Assignment: Collect each line of the entries that holds the string "name".

Data records:
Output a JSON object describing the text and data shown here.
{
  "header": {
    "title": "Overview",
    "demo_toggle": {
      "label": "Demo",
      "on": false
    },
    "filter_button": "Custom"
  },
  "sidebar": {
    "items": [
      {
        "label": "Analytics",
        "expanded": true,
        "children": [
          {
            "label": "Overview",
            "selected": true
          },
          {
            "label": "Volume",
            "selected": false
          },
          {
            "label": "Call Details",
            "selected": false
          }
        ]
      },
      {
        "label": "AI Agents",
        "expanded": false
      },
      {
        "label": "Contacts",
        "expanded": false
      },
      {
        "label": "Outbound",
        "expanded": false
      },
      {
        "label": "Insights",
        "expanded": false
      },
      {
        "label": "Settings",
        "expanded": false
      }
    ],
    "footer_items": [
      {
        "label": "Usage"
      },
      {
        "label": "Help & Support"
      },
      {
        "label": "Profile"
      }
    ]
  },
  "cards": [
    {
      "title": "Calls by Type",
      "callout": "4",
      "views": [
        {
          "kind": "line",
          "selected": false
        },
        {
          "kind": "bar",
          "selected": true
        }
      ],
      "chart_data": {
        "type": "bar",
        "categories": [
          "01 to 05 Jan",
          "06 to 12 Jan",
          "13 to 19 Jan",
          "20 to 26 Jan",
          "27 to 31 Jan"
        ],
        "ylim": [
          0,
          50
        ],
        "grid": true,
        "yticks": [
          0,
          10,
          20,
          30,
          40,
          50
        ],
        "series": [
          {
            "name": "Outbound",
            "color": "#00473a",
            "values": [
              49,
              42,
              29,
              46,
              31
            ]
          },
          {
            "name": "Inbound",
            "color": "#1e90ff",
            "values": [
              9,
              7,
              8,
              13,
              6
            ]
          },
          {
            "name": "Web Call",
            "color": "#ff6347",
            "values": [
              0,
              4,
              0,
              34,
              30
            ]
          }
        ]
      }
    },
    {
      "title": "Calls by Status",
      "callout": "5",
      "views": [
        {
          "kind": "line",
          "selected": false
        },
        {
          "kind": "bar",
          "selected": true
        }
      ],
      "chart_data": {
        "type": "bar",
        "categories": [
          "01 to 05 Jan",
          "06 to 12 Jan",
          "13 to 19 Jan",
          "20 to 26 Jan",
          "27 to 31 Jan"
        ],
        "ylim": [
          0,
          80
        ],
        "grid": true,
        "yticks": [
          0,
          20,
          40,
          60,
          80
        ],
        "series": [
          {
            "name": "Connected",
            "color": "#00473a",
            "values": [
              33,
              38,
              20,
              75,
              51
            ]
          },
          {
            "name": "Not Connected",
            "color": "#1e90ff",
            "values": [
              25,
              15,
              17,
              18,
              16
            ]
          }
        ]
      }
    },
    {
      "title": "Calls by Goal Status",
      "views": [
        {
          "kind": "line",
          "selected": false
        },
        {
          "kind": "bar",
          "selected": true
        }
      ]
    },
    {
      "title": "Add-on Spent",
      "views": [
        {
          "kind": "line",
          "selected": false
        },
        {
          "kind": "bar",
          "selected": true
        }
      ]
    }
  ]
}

Your response:
            "name": "Outbound",
            "name": "Inbound",
            "name": "Web Call",
            "name": "Connected",
            "name": "Not Connected",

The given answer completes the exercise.